### WHAT YOU ARE ASKED TO DO
In the records below, find each line with the word "MAQUINARIA" and copy it.

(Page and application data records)
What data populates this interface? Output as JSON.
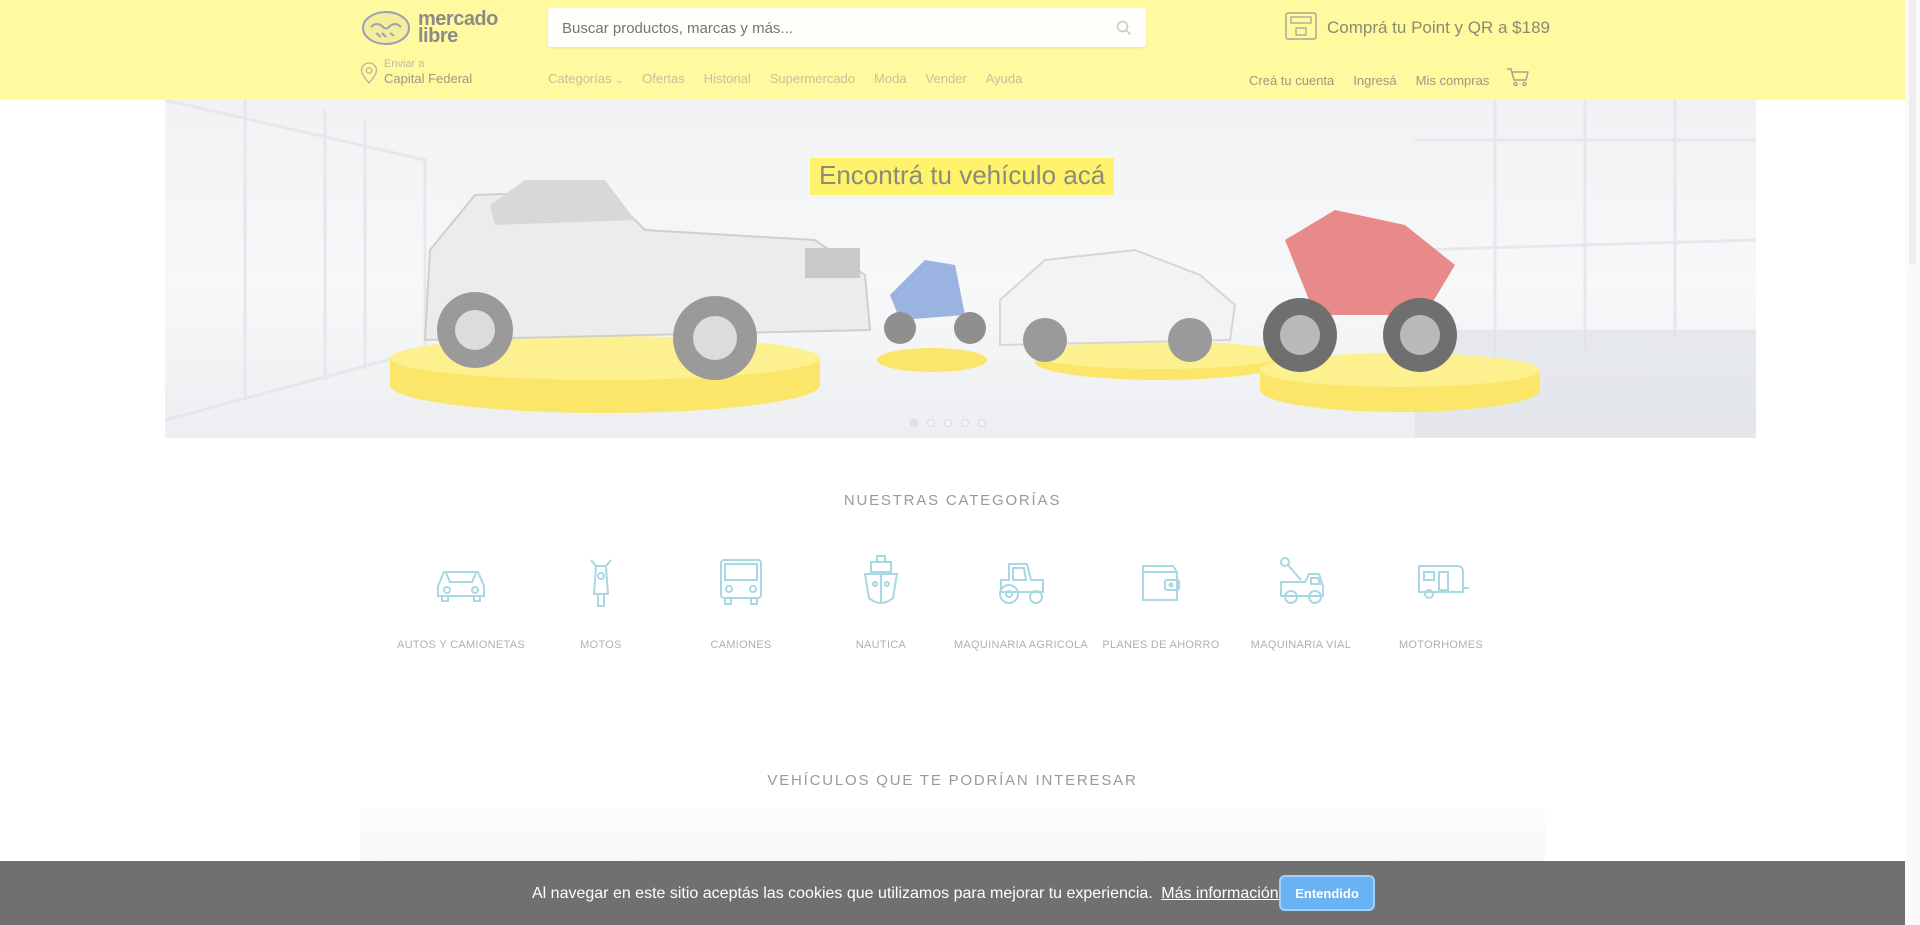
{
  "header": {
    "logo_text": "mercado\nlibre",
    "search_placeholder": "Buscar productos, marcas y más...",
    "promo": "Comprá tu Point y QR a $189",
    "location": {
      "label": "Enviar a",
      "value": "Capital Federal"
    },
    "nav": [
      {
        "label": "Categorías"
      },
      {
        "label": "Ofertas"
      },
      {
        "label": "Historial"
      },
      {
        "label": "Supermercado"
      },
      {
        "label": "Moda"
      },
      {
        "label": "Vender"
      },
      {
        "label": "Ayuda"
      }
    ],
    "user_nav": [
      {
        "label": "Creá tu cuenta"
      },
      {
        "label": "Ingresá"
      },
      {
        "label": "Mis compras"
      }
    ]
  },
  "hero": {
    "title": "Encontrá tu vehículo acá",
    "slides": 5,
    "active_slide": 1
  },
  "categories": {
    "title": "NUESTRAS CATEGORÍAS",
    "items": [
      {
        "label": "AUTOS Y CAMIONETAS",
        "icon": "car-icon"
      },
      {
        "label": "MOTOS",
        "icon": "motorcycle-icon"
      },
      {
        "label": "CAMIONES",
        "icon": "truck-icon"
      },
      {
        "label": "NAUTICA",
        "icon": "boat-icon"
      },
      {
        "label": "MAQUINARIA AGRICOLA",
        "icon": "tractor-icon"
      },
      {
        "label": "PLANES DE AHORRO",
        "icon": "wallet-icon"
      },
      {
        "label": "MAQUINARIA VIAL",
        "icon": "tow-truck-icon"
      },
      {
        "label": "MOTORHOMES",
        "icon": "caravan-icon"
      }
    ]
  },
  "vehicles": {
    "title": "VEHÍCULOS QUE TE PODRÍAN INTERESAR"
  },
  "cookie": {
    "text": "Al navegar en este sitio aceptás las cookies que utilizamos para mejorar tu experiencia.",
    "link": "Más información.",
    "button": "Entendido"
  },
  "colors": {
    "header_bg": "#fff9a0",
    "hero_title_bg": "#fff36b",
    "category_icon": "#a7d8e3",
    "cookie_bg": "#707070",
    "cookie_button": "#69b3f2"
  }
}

### SOLUTION FOR THIS PROBLEM
        "label": "MAQUINARIA AGRICOLA",
        "label": "MAQUINARIA VIAL",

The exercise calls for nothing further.